• Gorelick, C., Milton, N., April, K. (2004) Performance Through Learning – Knowledge Management in Practice, Elsevier Inc., 2004, ISBN 0-7506-7582-9.
• Kamtsiou, V., Olivier, B., Derntl, M., Millwood, R., Naeve, A., (2013) Dynamic Roadmapping: Managing Innovation in Turbulent Times, Deliverable D2.6 from the TEL-Map FP7 support action for future gazing within the field of TEL.
• Maier, R., (2005) Modeling Knowledge Work for the Design of Knowledge Infrastructures, Journal of Universal Computer Science, vol. 11, no. 4 (2005), pp 429-451.
• Naeve, A., (2001a), The Knowledge Manifold – an educational architecture that Supports Inquiry-Based Customizable Forms of E-learning, Proceedings of the 2nd European Web-based Learning Environments Conference (WBLE 2001), pp. 200-212, Lund, Sweden, October 24-26, 2001.
• Naeve, A., (2001b), The Concept Browser – a new form of Knowledge Management Tool, Proceedings of the 2:nd European Web-based Learning Environments Conference (WBLE 2001), pp. 151-161, Lund, Sweden, October 24-26, 2001.
• Naeve, A., Nilsson, M., Palmér, M., Paulsson, F., (2005) Contributions to a Public e-Learning Platform – Infrastructure, Architecture, Frameworks and Tools, International Journal of Learning Technology (IJLT), Vol 1, No. 3, pp. 352-381, 2005.
• Naeve, A., Sicilia, M-A., Lytras, M., (2008) Learning processes and processing learning: From Organizational Needs to Learning Designs, Journal of Knowledge Management, Special Issue on Competencies Management, Vol 12, No. 6, pp. 5-14, December 2008.
• Naeve, A., (2010) Opportunistic (L)earning in the Mobile Knowledge Society, IJMBL, 2(4), 2010, Special Issue on Mobile Learning in the Context of Transformation.
• Naeve, A., (2011) A Modeling Primary on Communicative Modeling and Disagreement Management.
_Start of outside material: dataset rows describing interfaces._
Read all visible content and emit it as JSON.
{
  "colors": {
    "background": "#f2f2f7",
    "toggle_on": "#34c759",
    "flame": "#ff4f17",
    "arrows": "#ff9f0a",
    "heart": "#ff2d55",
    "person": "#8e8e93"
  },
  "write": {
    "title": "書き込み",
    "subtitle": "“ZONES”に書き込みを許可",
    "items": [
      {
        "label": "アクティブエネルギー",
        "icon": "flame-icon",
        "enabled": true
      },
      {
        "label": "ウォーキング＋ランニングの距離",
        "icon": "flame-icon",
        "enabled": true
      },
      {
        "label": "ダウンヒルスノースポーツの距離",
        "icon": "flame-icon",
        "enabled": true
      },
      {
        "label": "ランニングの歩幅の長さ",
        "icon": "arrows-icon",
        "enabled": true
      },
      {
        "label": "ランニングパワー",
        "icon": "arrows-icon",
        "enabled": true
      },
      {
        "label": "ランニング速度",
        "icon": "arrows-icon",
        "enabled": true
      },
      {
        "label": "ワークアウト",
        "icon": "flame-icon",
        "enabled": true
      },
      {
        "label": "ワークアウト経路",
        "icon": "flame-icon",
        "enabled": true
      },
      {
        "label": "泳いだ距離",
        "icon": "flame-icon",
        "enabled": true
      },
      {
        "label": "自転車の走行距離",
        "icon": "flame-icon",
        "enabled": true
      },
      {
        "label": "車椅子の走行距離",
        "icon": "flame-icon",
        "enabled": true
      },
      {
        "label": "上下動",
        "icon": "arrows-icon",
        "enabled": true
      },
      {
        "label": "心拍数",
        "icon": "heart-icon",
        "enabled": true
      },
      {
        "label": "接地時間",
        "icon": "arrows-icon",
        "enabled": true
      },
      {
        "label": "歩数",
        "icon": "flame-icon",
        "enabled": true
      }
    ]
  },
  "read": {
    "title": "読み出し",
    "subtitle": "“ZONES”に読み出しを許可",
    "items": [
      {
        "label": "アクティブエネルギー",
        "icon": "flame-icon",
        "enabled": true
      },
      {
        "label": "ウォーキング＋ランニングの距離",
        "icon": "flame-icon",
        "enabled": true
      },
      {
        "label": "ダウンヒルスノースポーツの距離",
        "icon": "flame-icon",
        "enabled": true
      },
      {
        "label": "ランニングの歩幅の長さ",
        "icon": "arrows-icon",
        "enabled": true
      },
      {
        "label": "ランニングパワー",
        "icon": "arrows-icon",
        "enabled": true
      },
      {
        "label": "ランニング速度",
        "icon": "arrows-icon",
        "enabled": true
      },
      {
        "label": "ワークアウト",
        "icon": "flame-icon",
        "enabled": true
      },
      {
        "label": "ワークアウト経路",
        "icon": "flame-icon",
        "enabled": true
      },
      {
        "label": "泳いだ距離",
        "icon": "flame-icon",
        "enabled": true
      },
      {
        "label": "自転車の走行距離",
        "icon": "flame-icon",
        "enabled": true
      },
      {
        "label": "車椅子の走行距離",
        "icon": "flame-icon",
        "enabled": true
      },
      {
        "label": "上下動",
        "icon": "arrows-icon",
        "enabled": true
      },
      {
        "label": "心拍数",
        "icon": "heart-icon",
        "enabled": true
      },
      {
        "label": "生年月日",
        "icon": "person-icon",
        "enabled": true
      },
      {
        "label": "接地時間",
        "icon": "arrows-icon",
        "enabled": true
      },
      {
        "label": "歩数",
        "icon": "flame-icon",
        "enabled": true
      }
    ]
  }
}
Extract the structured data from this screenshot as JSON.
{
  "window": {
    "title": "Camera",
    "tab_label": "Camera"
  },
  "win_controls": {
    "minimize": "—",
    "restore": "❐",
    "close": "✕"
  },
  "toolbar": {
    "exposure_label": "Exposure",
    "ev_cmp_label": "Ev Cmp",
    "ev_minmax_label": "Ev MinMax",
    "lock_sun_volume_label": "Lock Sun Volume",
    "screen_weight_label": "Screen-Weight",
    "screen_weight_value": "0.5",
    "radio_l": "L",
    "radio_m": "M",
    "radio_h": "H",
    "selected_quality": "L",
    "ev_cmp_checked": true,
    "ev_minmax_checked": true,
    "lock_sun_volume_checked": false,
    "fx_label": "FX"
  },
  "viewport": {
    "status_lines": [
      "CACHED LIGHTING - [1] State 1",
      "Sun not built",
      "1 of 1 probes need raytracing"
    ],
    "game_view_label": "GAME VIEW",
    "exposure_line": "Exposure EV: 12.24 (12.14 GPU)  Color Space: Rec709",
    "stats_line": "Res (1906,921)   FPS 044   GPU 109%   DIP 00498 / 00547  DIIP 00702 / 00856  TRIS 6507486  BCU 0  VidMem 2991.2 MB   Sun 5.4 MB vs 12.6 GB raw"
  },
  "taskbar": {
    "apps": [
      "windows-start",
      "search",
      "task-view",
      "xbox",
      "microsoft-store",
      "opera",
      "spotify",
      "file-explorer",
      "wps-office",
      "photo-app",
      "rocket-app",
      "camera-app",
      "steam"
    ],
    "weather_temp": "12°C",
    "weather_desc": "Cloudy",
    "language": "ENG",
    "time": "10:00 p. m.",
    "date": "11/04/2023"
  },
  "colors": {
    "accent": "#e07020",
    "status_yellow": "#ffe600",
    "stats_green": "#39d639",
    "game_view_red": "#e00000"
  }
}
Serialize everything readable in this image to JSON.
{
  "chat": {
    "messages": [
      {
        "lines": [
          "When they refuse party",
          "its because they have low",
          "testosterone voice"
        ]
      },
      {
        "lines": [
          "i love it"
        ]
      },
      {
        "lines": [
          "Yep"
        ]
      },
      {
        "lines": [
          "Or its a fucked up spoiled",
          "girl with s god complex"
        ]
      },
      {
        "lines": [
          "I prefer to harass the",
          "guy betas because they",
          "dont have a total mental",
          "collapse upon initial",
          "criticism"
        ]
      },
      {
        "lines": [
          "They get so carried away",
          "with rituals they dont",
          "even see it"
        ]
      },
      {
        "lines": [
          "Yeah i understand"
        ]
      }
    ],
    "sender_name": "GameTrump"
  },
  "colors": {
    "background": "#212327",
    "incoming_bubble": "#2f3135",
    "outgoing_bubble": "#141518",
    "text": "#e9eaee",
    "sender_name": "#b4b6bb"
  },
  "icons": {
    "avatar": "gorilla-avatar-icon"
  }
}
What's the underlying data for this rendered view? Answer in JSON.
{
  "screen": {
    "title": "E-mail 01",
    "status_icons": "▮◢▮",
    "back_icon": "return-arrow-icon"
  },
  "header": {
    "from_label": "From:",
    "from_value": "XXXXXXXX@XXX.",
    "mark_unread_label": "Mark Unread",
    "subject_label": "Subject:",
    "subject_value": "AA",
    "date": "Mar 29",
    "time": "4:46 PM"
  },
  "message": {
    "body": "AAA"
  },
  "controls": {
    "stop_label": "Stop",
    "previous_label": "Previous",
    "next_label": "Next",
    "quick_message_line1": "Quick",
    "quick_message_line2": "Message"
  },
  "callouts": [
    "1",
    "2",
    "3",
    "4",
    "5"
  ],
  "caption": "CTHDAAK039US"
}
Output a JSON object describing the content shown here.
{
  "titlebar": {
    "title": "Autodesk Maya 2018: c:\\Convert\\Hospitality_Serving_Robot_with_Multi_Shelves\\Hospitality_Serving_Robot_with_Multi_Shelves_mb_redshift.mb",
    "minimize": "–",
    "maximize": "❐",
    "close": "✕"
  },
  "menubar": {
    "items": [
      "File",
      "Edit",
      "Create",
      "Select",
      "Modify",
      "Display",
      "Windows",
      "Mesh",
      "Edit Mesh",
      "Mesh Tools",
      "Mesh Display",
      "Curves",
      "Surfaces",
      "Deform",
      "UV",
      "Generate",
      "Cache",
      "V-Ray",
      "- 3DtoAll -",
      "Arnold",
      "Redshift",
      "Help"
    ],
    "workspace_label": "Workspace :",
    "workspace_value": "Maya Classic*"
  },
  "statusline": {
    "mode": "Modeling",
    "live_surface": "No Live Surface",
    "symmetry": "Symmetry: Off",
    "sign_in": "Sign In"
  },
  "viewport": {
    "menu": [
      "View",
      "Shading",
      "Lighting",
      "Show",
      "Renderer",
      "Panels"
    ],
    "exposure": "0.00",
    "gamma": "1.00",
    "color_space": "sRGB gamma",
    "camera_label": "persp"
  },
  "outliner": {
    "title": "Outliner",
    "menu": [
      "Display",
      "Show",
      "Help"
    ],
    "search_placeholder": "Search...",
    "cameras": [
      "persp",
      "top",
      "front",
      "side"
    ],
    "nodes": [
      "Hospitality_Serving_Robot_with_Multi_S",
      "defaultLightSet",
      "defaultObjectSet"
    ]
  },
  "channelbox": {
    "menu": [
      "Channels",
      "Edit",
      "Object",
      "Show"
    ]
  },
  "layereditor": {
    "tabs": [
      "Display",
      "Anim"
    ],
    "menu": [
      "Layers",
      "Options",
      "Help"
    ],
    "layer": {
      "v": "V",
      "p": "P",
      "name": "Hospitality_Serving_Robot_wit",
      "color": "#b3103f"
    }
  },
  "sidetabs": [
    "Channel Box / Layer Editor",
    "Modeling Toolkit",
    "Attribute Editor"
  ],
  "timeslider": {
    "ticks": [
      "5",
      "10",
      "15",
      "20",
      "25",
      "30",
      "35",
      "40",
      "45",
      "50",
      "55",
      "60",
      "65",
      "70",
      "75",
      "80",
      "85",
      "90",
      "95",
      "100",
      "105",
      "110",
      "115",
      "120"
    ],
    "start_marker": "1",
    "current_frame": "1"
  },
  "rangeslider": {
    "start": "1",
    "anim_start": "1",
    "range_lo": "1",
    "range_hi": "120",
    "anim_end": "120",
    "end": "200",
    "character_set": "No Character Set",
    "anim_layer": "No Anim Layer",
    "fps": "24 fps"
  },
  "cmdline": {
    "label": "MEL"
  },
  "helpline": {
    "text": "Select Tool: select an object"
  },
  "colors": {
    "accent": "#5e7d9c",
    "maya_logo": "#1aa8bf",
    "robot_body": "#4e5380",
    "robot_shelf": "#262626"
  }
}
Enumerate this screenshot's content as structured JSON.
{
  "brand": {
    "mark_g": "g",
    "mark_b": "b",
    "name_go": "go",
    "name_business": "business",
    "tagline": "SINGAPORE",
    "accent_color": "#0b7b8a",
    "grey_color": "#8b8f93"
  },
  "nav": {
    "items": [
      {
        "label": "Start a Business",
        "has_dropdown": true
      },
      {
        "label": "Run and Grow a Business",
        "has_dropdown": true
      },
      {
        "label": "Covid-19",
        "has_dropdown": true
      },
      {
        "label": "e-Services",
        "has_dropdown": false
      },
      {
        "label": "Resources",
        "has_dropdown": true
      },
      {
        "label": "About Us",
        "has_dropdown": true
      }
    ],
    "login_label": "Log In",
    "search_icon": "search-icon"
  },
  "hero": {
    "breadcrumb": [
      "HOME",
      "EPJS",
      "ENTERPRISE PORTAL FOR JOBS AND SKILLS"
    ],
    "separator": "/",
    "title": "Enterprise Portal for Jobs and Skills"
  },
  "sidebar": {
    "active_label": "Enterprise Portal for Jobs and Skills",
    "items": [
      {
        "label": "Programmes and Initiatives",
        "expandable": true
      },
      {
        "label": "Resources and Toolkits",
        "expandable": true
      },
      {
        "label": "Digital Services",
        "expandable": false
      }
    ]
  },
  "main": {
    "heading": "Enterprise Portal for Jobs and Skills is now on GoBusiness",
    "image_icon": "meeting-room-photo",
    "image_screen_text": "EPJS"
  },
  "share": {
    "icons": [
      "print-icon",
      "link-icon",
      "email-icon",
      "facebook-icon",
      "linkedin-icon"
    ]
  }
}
TEL-Map Deliverable D1.1, January 2011. Accessed 27 June 2012.
• Naeve, A., et al., (2011) Roadmapping Community Management Through Electronic Portfolios, TEL-Map Deliverable D2.1, Apr. 2011.
• Naeve, A., (2013) Communicative Modeling of Cultural Transmission and Evolution using Abstract Holographic Cognition, TripleC Journal on Cognition, Communication and Cooperation, Vol 11 (No 1).
• Nolin, J., (2013) The special librarian and personalized meta-services: Strategies for reconnecting librarians and researchers, Library Review, 2013, volume 62, issue 8/9.
• Nilsson, M., Johnston, P., Naeve, A., Powell, A., (2005), The Future of Learning Object Metadata Interoperability, in Koohang, A. (ed), Principles and Practices of the Effective Use of Learning Objects, Informing Science Press, 2006, ISBN 8392233751.
• Palmér, M., Enoksson, F., Nilsson, M., Naeve, A., (2007) Annotation Profiles: Configuring Forms to Edit RDF, DCMI ’07 Proceedings of the 2007 international conference on Dublin Core and Metadata Applications: application profiles: theory and practice, pp. 10-21.
• Peffers, K., Tuunanen, T., Rothenberger, M. A., Chatterjee, S., (2007) A Design Science Research Methodology for Information Systems Research, Journal of Management of Information Systems, Vol. 24, Issue 3, Winter 2007-2008, pp. 45-78.